Members of the St Charles College Choir

On 11 November people all around the world observe Remembrance Day. Remembrance Day is a day to honour the sacrifices of members of the armed forces and civilians in times of war. In solidarity, St Charles College has continued in this custom, setting aside time to remember and honour the fallen.

We had the privileged of having members of the SA Legion and Natal Carbineers join us and lay a wreath. Pinned to each individual’s blazer was a poppy. The poppy has become the emblem of Remembrance Day. It was chosen because of the poppies that bloomed across some of the worst battlefields of Flanders in Western Belgium in World War I, immortalized in the poem by Lieutenant Colonel John McCrae – ‘In Flanders Field’. Their distinctive red colour has become an appropriate symbol for the bloodshed in trench warfare.

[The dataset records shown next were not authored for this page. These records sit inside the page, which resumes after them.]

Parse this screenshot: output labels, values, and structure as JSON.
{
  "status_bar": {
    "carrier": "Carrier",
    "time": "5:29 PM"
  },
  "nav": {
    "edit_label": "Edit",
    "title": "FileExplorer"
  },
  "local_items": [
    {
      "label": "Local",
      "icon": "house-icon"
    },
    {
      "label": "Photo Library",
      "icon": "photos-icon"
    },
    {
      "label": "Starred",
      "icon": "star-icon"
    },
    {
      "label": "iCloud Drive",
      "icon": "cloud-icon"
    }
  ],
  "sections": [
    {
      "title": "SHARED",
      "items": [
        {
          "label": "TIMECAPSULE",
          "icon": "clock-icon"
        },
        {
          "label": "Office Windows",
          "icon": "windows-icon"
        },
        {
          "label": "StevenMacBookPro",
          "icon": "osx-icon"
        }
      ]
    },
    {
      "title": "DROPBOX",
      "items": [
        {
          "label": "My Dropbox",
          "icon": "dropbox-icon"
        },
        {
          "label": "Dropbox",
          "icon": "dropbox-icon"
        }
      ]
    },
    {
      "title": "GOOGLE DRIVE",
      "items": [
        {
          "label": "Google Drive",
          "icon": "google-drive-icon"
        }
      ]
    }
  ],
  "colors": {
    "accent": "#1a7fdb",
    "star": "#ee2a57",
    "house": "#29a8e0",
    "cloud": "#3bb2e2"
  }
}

Our newly elected Head Boy, Sanele Mdingi, addressed the Chapel regarding the significance of the day and the sacrifice of the brave men and women around the world who gave their lives in war. These individuals were willing to stand for what was right, often in the face of extreme oppression and injustice, willing to sacrifice much, in some cases the ultimate sacrifice of their lives. The challenge was then issued. We too may be called on to sacrifice, perhaps not in war, but in the daily routine of life. These sacrifices will not be dependent on our colour, culture or age but the character we have as individuals. Where will our character be put to the test? Will we stand against injustice? Will we be a voice for those who have none? Will we lay down our ambitions and time for others? In John 15:13 Jesus said, “There is no greater love than to lay down one’s life for one’s friends.” Jesus ultimately sacrificed His life for each of us; truly a challenge as we consider the great need in South Africa and across the globe.

At occasions such as these two bugle calls are played, ‘The Last post’ and ‘The Reveille’. The Last post is a call to remember those who have been killed in war, while ‘The Reveille’ marks the beginning of each day to wake up soldiers. The two tunes symbolize sunset and sunrise respectively, and in the context of this occasion they symbolize death but more importantly a promise of resurrection.

The school Choir sang a rousing rendition of Jake Runestad’s composition, ‘Let my love be heard’ along with a Khaya Mthethwa medley. After the service, guests joined outside for the releasing of doves, symbolizing the release of our loved ones. This capped a meaningful Remembrance Day service for St Charles College. – Mr Ross Ducasse (St Charles College Chaplain)

The 2020 St Charles College head boy, Sanele Mdingi, with his deputies.